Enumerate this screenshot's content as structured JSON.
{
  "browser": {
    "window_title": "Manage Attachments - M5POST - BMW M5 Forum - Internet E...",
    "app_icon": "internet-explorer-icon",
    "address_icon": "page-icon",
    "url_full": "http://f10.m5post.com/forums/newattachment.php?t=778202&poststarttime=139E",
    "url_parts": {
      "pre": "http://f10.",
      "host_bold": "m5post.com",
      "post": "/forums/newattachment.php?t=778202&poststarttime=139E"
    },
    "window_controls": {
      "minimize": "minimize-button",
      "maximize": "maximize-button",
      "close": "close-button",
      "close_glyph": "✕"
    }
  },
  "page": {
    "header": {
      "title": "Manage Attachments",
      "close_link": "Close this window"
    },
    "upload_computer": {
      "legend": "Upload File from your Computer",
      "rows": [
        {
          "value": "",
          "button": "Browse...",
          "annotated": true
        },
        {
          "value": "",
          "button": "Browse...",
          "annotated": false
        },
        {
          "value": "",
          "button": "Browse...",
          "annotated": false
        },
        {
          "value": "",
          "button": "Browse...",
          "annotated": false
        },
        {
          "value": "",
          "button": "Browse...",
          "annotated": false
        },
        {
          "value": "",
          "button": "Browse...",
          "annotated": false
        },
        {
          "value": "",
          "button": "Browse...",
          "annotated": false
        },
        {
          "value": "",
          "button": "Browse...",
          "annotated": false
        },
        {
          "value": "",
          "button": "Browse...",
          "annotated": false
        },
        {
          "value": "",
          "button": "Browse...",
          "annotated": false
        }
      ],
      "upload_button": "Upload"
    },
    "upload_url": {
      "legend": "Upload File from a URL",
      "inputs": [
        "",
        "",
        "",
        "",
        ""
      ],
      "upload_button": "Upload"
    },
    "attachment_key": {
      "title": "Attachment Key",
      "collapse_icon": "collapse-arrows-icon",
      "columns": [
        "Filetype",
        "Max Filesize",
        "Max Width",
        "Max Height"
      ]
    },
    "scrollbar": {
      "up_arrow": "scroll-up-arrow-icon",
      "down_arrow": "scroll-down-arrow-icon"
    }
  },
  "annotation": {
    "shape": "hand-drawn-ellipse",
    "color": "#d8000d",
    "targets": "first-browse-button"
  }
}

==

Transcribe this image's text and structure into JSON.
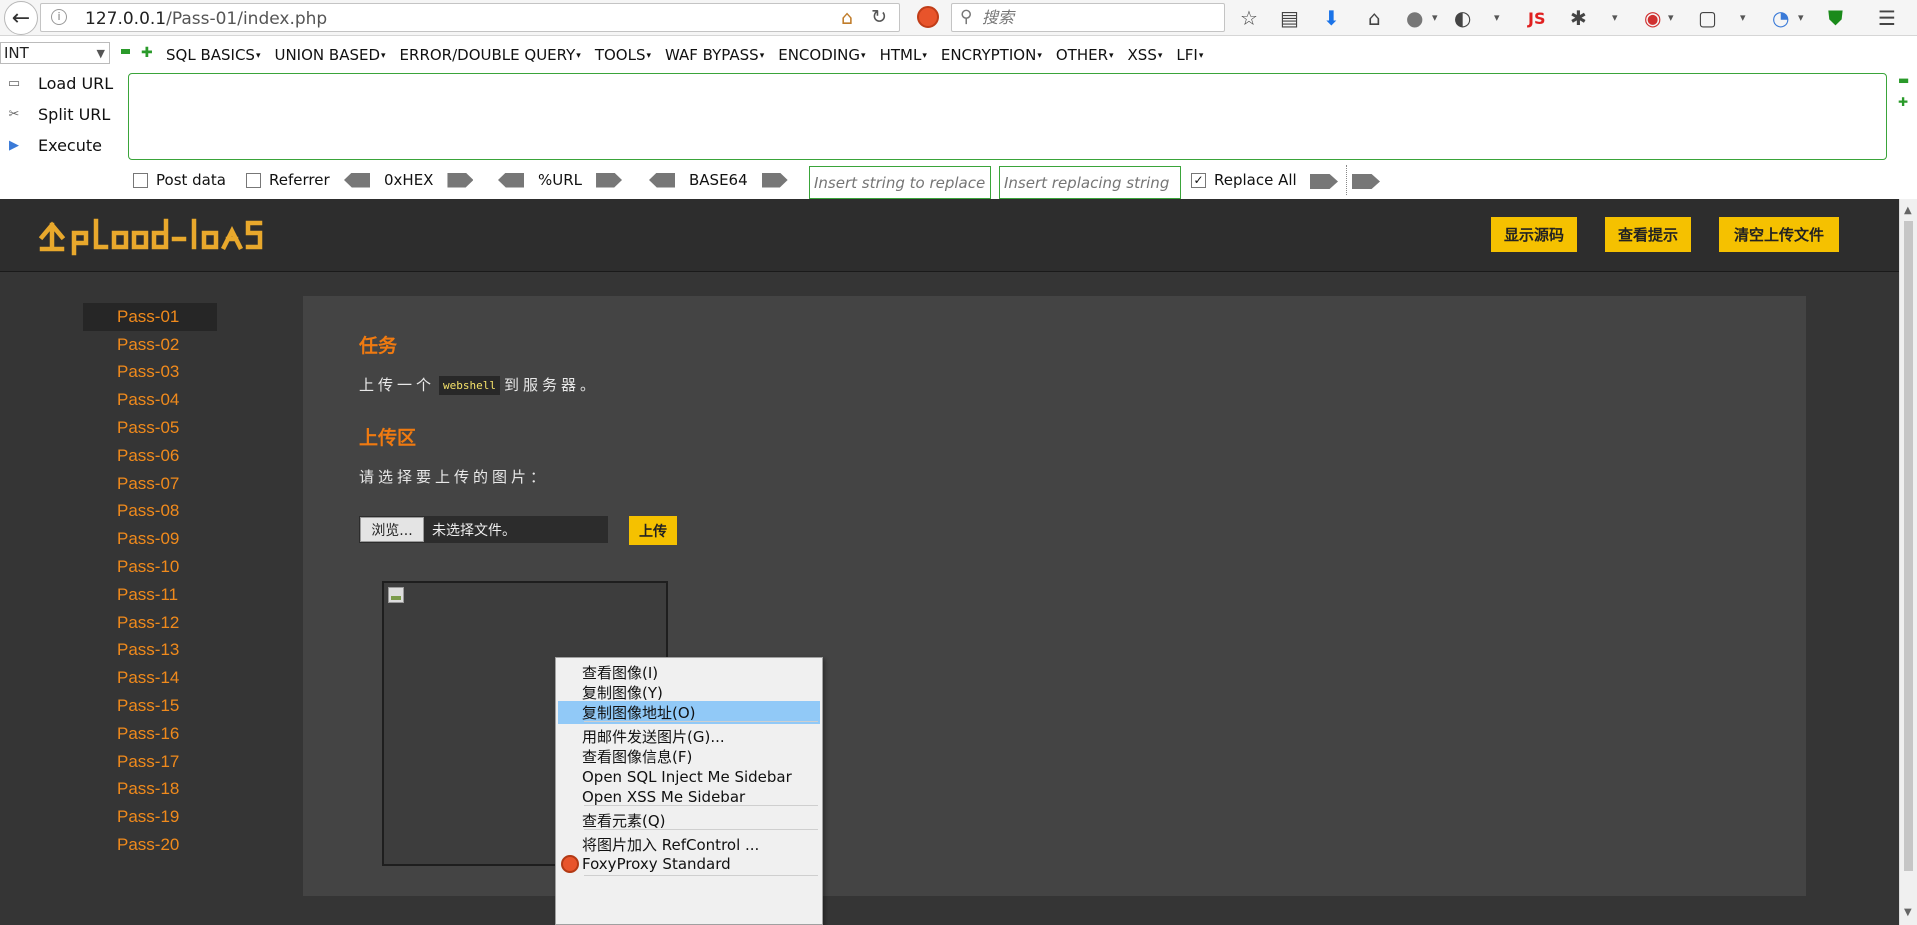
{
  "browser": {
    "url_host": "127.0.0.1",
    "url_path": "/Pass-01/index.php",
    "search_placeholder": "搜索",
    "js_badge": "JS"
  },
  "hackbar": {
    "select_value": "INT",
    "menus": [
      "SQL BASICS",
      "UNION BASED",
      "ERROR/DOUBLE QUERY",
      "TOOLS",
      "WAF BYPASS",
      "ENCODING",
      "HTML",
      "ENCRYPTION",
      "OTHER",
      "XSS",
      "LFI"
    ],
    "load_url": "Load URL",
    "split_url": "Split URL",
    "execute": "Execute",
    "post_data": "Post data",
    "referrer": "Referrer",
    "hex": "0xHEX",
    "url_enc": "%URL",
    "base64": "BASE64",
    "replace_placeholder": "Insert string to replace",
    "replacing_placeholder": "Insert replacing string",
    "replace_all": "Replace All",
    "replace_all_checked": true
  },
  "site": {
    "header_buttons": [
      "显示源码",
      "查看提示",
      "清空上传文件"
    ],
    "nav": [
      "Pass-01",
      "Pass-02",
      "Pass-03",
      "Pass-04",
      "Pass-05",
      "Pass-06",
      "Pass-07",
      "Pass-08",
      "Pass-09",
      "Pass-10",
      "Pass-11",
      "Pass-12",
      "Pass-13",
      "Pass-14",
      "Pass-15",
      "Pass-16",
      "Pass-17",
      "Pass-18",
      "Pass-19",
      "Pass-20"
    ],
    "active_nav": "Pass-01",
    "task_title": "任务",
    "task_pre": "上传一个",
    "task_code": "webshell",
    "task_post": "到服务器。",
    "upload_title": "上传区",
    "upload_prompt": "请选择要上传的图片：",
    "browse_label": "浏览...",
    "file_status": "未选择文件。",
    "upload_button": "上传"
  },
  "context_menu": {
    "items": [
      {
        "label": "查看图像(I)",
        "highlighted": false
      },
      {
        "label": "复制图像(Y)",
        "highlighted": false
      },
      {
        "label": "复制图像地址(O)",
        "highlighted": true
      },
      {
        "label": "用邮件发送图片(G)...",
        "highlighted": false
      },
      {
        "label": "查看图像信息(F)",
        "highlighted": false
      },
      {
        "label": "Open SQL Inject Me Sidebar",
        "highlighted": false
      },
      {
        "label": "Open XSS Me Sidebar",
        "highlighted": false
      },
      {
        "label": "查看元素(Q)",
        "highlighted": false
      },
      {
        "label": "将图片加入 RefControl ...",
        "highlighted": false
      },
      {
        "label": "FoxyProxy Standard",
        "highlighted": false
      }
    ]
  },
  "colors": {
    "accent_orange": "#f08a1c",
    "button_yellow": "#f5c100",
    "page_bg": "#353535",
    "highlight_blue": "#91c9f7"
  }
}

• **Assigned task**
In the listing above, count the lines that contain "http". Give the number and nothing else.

• **Expected answer**
2